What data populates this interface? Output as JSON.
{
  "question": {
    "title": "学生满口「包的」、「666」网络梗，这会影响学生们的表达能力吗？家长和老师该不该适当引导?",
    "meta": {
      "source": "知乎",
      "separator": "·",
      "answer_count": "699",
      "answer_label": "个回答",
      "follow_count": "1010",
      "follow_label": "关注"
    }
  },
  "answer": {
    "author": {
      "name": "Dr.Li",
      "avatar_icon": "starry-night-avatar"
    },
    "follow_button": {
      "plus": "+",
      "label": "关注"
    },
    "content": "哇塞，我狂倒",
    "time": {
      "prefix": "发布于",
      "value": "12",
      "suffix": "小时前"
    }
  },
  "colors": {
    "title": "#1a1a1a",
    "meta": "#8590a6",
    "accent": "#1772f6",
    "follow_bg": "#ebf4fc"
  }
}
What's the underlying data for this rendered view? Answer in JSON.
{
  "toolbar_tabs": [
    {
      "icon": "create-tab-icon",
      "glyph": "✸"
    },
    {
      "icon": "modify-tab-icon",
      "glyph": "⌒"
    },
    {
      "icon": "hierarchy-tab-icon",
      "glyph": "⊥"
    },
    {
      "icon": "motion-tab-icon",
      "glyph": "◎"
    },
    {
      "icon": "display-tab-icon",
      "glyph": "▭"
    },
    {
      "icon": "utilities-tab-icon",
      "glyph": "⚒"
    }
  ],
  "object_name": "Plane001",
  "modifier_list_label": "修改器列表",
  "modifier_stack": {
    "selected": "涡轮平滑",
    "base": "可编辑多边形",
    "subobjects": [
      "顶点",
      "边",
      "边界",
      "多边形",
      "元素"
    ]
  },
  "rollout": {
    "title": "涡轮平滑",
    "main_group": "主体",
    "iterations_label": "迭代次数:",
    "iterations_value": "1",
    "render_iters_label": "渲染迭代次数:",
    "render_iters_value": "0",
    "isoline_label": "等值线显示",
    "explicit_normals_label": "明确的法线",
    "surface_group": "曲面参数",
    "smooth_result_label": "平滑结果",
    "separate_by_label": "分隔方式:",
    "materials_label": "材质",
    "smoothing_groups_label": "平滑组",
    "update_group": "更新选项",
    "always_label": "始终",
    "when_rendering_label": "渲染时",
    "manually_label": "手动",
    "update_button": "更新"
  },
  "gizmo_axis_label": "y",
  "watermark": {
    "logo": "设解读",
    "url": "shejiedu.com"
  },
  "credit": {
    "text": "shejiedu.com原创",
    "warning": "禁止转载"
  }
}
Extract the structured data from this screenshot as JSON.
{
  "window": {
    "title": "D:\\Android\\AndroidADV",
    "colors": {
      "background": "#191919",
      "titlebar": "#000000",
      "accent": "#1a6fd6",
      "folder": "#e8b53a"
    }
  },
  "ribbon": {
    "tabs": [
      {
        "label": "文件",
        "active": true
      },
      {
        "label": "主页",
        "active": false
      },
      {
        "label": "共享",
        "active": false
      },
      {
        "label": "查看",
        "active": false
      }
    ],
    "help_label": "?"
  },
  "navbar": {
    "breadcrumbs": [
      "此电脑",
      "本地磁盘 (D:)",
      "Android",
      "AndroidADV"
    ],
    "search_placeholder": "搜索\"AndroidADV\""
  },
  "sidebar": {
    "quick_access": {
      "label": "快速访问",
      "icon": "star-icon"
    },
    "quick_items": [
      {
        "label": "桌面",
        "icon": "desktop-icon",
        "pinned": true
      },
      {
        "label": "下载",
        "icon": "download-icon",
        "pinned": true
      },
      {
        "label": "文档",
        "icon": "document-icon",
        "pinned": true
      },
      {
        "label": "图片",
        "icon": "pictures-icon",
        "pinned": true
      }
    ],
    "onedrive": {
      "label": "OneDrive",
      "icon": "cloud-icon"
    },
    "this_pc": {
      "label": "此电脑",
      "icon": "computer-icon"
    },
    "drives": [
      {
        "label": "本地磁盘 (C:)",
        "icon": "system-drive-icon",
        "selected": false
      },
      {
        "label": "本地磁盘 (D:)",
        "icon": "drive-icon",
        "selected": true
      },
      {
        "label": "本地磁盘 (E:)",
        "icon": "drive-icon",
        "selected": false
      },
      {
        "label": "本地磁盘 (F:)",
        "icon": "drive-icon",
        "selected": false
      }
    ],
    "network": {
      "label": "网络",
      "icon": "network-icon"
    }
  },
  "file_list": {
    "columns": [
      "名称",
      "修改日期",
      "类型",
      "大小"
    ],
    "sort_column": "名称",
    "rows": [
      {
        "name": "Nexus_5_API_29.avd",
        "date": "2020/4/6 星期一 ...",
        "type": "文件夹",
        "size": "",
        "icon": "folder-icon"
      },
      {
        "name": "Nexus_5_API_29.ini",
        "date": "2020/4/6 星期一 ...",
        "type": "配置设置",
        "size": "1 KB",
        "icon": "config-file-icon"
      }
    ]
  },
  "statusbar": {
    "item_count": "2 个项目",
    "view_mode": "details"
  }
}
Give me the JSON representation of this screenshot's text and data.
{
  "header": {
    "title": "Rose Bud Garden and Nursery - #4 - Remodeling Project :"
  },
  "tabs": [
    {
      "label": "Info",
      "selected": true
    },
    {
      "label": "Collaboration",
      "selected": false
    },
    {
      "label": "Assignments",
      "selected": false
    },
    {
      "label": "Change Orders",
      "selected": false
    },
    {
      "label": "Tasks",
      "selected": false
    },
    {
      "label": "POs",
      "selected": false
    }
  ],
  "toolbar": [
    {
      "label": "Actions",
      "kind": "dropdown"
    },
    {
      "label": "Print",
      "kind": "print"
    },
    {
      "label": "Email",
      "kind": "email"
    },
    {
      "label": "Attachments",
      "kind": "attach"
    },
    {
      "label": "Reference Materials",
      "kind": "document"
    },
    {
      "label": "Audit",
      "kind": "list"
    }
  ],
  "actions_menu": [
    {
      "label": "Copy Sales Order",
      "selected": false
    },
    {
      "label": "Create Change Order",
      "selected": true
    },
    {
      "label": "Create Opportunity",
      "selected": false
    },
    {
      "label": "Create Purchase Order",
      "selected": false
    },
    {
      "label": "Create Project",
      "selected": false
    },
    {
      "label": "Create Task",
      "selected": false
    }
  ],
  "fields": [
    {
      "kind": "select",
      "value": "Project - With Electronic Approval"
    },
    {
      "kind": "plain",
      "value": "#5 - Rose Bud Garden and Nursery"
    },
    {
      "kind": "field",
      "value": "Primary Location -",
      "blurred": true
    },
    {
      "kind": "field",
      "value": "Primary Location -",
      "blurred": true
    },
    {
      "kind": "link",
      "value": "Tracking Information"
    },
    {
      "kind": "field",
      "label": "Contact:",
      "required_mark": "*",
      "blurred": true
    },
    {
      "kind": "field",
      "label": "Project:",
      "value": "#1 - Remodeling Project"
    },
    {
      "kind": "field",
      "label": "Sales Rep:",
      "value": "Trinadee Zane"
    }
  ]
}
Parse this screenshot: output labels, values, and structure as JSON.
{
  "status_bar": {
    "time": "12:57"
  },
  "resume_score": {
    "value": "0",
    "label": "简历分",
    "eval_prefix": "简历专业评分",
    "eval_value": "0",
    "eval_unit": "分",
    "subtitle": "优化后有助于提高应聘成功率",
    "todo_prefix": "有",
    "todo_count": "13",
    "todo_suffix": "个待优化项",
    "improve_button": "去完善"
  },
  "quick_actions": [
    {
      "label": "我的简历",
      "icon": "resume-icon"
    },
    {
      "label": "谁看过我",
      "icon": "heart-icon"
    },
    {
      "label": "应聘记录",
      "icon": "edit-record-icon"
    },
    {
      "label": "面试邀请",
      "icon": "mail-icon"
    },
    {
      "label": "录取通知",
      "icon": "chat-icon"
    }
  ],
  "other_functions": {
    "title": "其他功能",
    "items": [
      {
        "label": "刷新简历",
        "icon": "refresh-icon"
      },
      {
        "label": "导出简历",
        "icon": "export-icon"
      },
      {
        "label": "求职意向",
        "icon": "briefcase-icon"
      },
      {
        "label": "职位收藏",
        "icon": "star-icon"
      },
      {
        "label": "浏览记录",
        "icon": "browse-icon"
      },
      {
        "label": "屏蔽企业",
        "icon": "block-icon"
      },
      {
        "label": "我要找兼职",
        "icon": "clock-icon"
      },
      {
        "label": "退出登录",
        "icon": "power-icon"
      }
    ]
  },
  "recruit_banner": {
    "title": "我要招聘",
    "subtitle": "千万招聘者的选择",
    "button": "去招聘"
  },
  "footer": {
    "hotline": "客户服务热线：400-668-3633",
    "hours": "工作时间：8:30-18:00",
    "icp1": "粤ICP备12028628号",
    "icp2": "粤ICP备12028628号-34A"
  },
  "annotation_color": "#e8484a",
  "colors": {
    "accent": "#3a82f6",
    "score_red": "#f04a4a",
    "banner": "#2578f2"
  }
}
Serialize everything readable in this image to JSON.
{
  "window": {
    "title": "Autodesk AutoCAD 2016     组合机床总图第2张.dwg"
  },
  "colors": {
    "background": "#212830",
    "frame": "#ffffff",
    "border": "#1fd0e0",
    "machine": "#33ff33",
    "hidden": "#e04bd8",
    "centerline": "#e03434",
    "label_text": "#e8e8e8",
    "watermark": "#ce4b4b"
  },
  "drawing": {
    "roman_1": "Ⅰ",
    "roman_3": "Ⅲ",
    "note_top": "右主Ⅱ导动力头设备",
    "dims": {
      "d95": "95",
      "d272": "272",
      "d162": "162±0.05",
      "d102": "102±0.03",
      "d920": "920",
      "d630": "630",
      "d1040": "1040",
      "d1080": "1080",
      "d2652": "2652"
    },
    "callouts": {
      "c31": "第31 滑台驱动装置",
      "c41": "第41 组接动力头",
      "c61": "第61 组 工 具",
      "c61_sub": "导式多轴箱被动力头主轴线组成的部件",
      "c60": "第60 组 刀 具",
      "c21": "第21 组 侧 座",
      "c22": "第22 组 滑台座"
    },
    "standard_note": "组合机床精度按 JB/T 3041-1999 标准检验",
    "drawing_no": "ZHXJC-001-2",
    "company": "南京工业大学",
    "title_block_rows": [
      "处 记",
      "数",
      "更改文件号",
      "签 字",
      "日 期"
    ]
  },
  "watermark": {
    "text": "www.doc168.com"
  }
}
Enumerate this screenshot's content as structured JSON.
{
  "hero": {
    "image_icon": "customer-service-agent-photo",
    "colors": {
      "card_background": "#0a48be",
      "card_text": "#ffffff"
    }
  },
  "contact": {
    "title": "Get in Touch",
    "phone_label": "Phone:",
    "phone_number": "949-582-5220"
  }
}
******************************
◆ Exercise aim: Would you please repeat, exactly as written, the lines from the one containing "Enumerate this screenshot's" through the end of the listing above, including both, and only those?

◆ Solution to this problem:
Enumerate this screenshot's content as structured JSON.
{
  "hero": {
    "image_icon": "customer-service-agent-photo",
    "colors": {
      "card_background": "#0a48be",
      "card_text": "#ffffff"
    }
  },
  "contact": {
    "title": "Get in Touch",
    "phone_label": "Phone:",
    "phone_number": "949-582-5220"
  }
}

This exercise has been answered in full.